Have a Tax Question? Ask a Tax Expert
Hi and welcome to Just Answer!Generally a revocable living trust is ignored for income tax purposes. A revocable living trust is generally created to manage and distribute property. Many people use this type of trust instead of (or in addition to) a will.Because this type of trust is revocable, it is treated as a grantor type trust for tax purposes. A trust is a grantor trust if the grantor retains certain powers or ownership benefits.

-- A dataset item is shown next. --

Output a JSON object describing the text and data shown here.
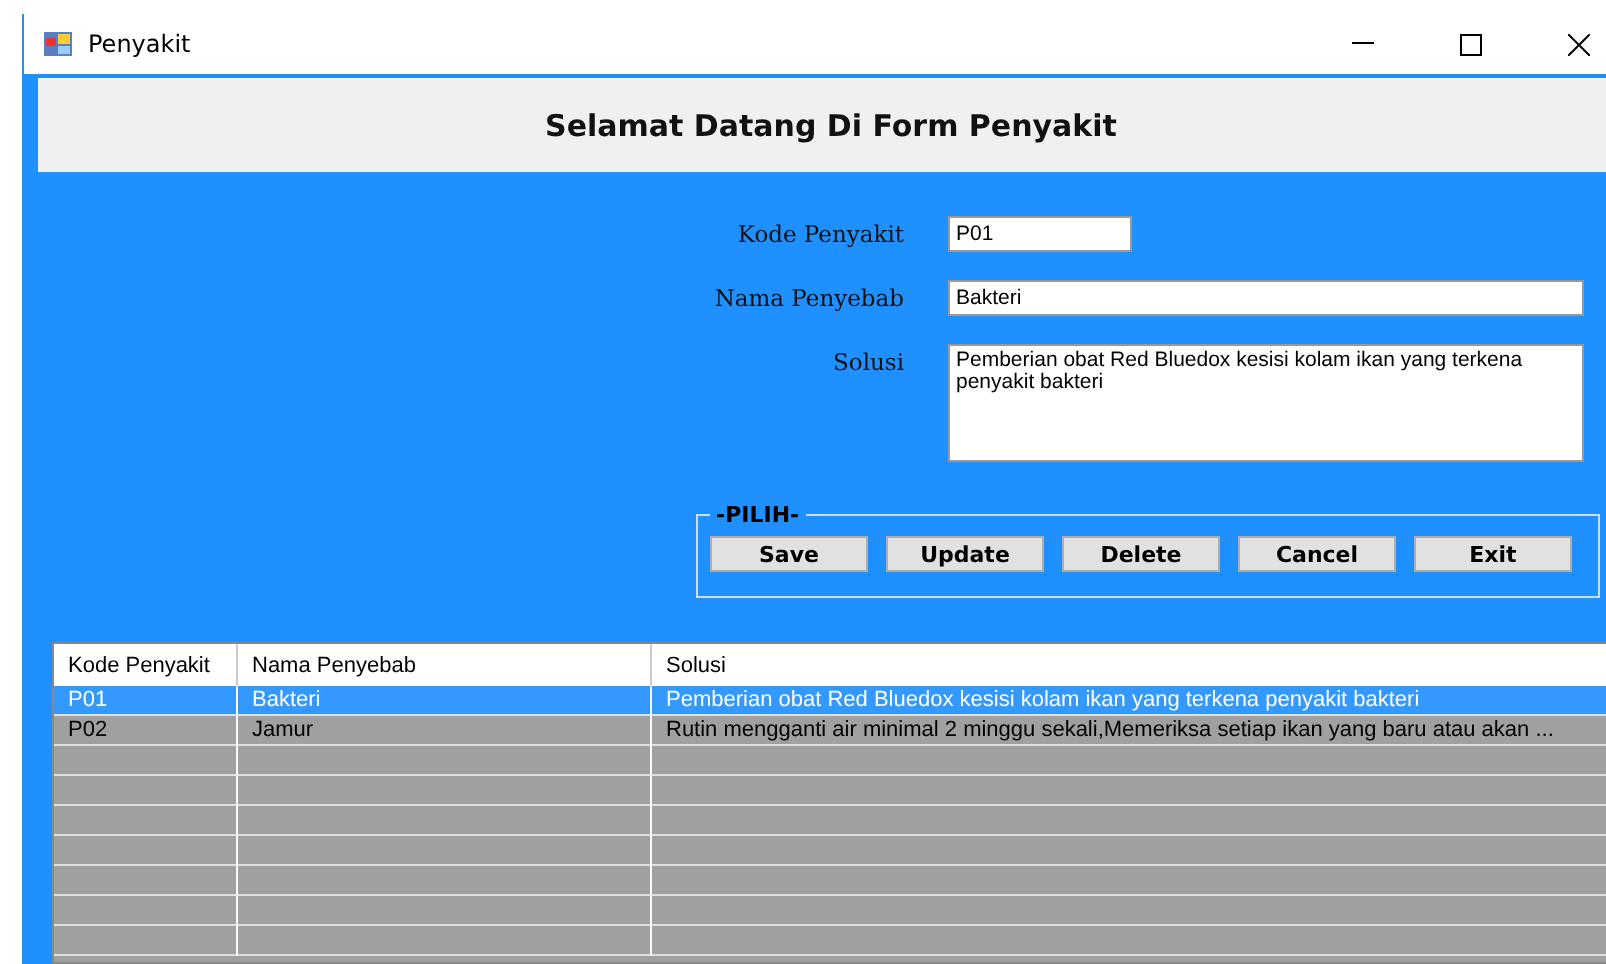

In general, a grantor trust is ignored for income tax purposes and all of the income, deductions, etc., are treated as belonging directly to the grantor.So far - if you transfer the property from your own revocable living trust to the joint living trust which you have with your spouse - that will not be a taxable event and will not generate any taxable income.However - because you are in California which is a community property state - that might result a conversion of your separate property to a community property - and all income realized from that property will be treated as a community income.That will only affect your tax liability if you file separate tax return. If you file a joint tax return - there will be no effect.
Upon transferring the asset from a revocable living trust, solely owned, to a joint trust, owned by a married couple, what, if any, are the implications of that said transfer. As far as reassessment and transfer tax or placing an person on title that before the transfer did not have an ownership stake i the property.
Such transfer will be classified as a transfer between spouses and will not trigger reassessment or transfer tax.Because the title is issued to a revocable living trust - the property is treated as owned by you personally. So after transfer - it will be treated as owned by you and your spouse (assuming a joint AB trust). Thus there will not be any transfer tax and such transfer should not trigger reassessment. But you might need to provide ownership documents to the county office.